THUNDER BAY – Just getting along. It sounds so easy. But in Thunder Bay there is a sad often quiet under current of racism that often hangs in the air with a smell worse than any paper mill could ever have made. Likely most of us have seen examples of the kinds of behaviour, however subtle, that is meant to put down others.
In Thunder Bay, history has shown how there has been racism against Italian, Finns, and others. Over the past while it has been more pointed against Aboriginal people living in our community.
I have witnessed how the actions of a small fringe minority can impact people. Seeing how a so-called game called “spoons” where teens in a vehicle throw a spoon at an Aboriginal person, if they hit them they “get a point” if they miss they have to get out of a car to retrieve the spoon. There are versions of this sick “game” played with eggs, and when McDonalds have a free coffee promotion, with cups of hot coffee thrown from vehicles at pedestrians.
When you witness people in a business who are treated like major interuptions, rather than the reason the business is in operation, it makes you really wonder why racism would be accepted by any business.
It can be as subtle as an Aboriginal woman being escorted out of the OLG Casino because someone in security decided she was too excited that her friend won.
It can be people being asked to leave a bar because they are Aboriginal.
It can be the huffing and puffing over someone forced to wait in line at a store because an Aboriginal person is using their status card, as is their right, to not pay the provincial portion of the HST. There is a long list of ways that some people treat others, or react to others that can cause problems.
Now the truth is also that racism isn’t something that goes only one way.
There are those who are Aboriginal who have racist attitudes against others too. So before any of you reading this piece start thinking this is a slam against anyone, stop and take a deep breath. What it is, perhaps is time to stop, think about what is being said, and start making sure that as we head to 2012 that this is the time when together we all started to work harder to just get along.
It is a vicious cycle that will not end until it is broken. Racism isn’t something people are born with, it is a learned behaviour. Breaking the cycle means ending the racist attitudes. That is starting to happen in more and more circles of our society. Mayor Hobbs orated, in his State of the City Address, “As many of you know, The City of Thunder Bay has begun a journey of also working more closely with our local First Nation, Métis and Inuit people. We signed an historic Declaration of Commitment on October 4th between Fort William First Nation Band Council and Thunder Bay City Council, which represents a way to move forward together towards a brighter future.
“As Chief Collins said, “It’s an exciting time for us in our journey toward the new path we’ve created. We used to make two footprints in the sand and that’s what we had for years. Now it’s time for a new journey for us – we’ve created one footprint that looks at better opportunities for both communities, and beyond. It’s a public demonstration that we’re working together, and we understand each other.
“Seeing many Aboriginal people still fighting for equality or to be welcomed within every part of our society is something that should no longer exist. We as a Council have made some progress but not enough.”
The job of getting rid of racism is not a job that can be left to government.

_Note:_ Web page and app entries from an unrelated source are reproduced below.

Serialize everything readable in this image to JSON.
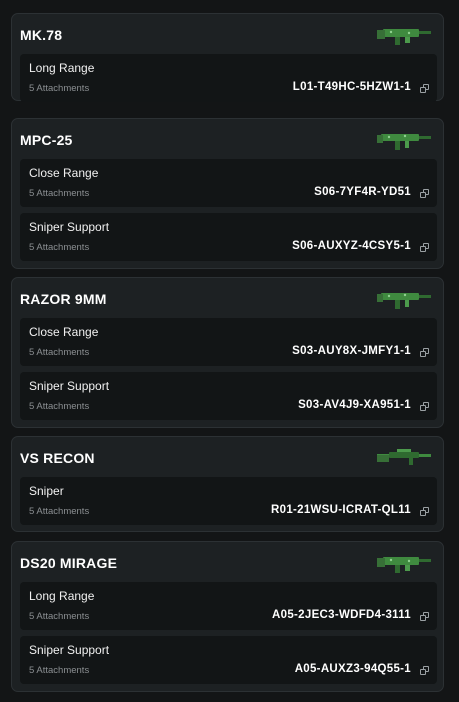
{
  "colors": {
    "background": "#131516",
    "card": "#1d2123",
    "card_border": "#2c3134",
    "build_row": "#121516",
    "muted_text": "#8b8f92",
    "camo_green": "#3f8a3f"
  },
  "weapons": [
    {
      "name": "MK.78",
      "image_icon": "assault-rifle-camo-icon",
      "builds": [
        {
          "name": "Long Range",
          "attachments": "5 Attachments",
          "code": "L01-T49HC-5HZW1-1"
        }
      ]
    },
    {
      "name": "MPC-25",
      "image_icon": "smg-camo-icon",
      "builds": [
        {
          "name": "Close Range",
          "attachments": "5 Attachments",
          "code": "S06-7YF4R-YD51"
        },
        {
          "name": "Sniper Support",
          "attachments": "5 Attachments",
          "code": "S06-AUXYZ-4CSY5-1"
        }
      ]
    },
    {
      "name": "RAZOR 9MM",
      "image_icon": "smg-camo-icon",
      "builds": [
        {
          "name": "Close Range",
          "attachments": "5 Attachments",
          "code": "S03-AUY8X-JMFY1-1"
        },
        {
          "name": "Sniper Support",
          "attachments": "5 Attachments",
          "code": "S03-AV4J9-XA951-1"
        }
      ]
    },
    {
      "name": "VS RECON",
      "image_icon": "sniper-rifle-camo-icon",
      "builds": [
        {
          "name": "Sniper",
          "attachments": "5 Attachments",
          "code": "R01-21WSU-ICRAT-QL11"
        }
      ]
    },
    {
      "name": "DS20 MIRAGE",
      "image_icon": "assault-rifle-camo-icon",
      "builds": [
        {
          "name": "Long Range",
          "attachments": "5 Attachments",
          "code": "A05-2JEC3-WDFD4-3111"
        },
        {
          "name": "Sniper Support",
          "attachments": "5 Attachments",
          "code": "A05-AUXZ3-94Q55-1"
        }
      ]
    }
  ]
}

Government can offer leadership and direction. But it is up to each one of us to take action. Getting rid of racism is a task too important to be left to goverrnment.
It is up to each individual person to take a stand. It means not accepting racist comments, not allowing race to be a metre stick for judgement. It means no longer tolerating those “everyone knows…”. It means taking action to demonstrate that discrimination is going to be allowed in our presense.
That will take courage.
Over the past year, there are several people who have shared their racist opinions or tried foisting them on others in my presense. Taking action to shut down their ridiculous behaviour has meant learning that there are people so consumed by their bigotry and hate that even when confronted with the truth they refuse delivery. To lose such people as “friends” or associates or even as acquantainces is not something to fear. Maybe left alone on an island of their own hatred, they will find the time to realize that it is their attitudes and actions that are out of touch with reality.
Getting along can’t be all that hard. So in the last days of 2011 and as we enter 2012 let us all learn to get along with each other. I think it will be far more fun.
Chief Content Officer
photo by Nicole Baxter